Turkish President Recep Tayyip Erdogan, who has long sought to turn his country into an energy hub, is expected to stand alongside Putin at the January 8 inauguration ceremony.
TurkStream is five years in the making at a cost of nearly $8 billion.
It will carry 31.5 billion cubic meters (bcm) of Russian gas annually to Turkey’s western province, with half of the volume flowing further to the Balkans and Central Europe, including Bulgaria, Serbia, and Hungary.
It’s part of Russia’s long-term goal to reduce or end gas transit through Ukraine with alternate pipeline projects such as, Nord Stream 1 and Nord Stream 2.
Both connect to Germany underwater but the near-completion of Nord Stream 2 has been delayed due to U.S. sanctions.
Russia, which exported nearly 200 bcm to Europe last year, has been supplying gas to the Balkans and Turkey overland though Ukraine, Moldova, and Romania.
That gas in the future will be rerouted through TurkStream, consisting of 930 kilometers each under the Black Sea.
Putin’s arrival to Turkey comes straight from Syria, where he met with Syrian President Bashar al-Assad.

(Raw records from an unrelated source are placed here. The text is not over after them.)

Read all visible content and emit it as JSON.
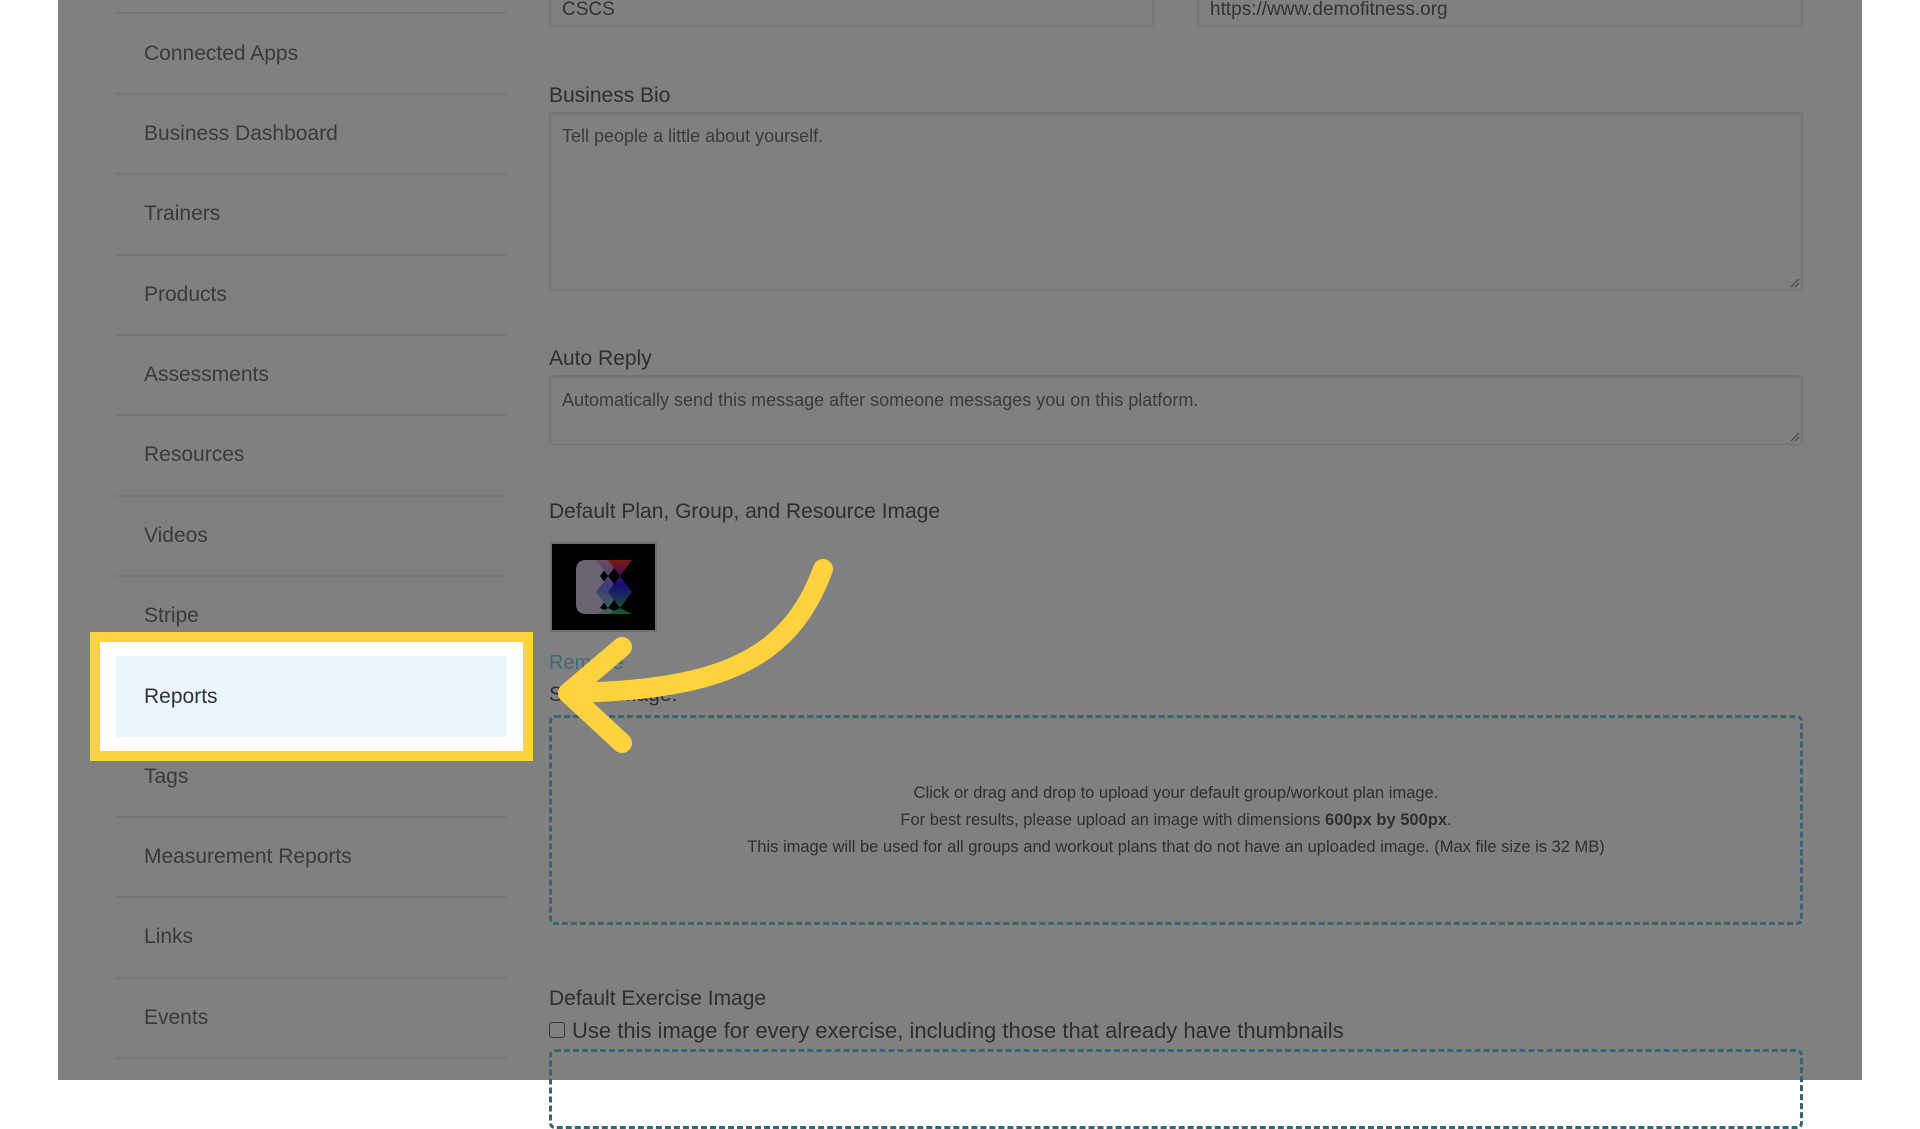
{
  "sidebar": {
    "items": [
      {
        "label": "Connected Apps"
      },
      {
        "label": "Business Dashboard"
      },
      {
        "label": "Trainers"
      },
      {
        "label": "Products"
      },
      {
        "label": "Assessments"
      },
      {
        "label": "Resources"
      },
      {
        "label": "Videos"
      },
      {
        "label": "Stripe"
      },
      {
        "label": "Reports",
        "highlighted": true
      },
      {
        "label": "Tags"
      },
      {
        "label": "Measurement Reports"
      },
      {
        "label": "Links"
      },
      {
        "label": "Events"
      }
    ]
  },
  "form": {
    "credentials_value": "CSCS",
    "website_value": "https://www.demofitness.org",
    "business_bio": {
      "label": "Business Bio",
      "placeholder": "Tell people a little about yourself."
    },
    "auto_reply": {
      "label": "Auto Reply",
      "placeholder": "Automatically send this message after someone messages you on this platform."
    },
    "default_image": {
      "label": "Default Plan, Group, and Resource Image",
      "thumbnail_icon": "brand-logo-icon",
      "remove_link": "Remove",
      "select_label": "Select Image:",
      "dropzone": {
        "line1": "Click or drag and drop to upload your default group/workout plan image.",
        "line2_prefix": "For best results, please upload an image with dimensions ",
        "line2_bold": "600px by 500px",
        "line2_suffix": ".",
        "line3": "This image will be used for all groups and workout plans that do not have an uploaded image. (Max file size is 32 MB)"
      }
    },
    "default_exercise_image": {
      "label": "Default Exercise Image",
      "checkbox_label": "Use this image for every exercise, including those that already have thumbnails",
      "checked": false
    }
  },
  "annotation": {
    "highlight_color": "#FFD23F",
    "target": "Reports"
  },
  "colors": {
    "overlay_gray": "#808080",
    "link_teal": "#3c6c79",
    "highlight_bg": "#e9f6fb"
  }
}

“The leaders heard military reports on development in various regions of the country,” Kremlin spokesman Dmitry Peskov said.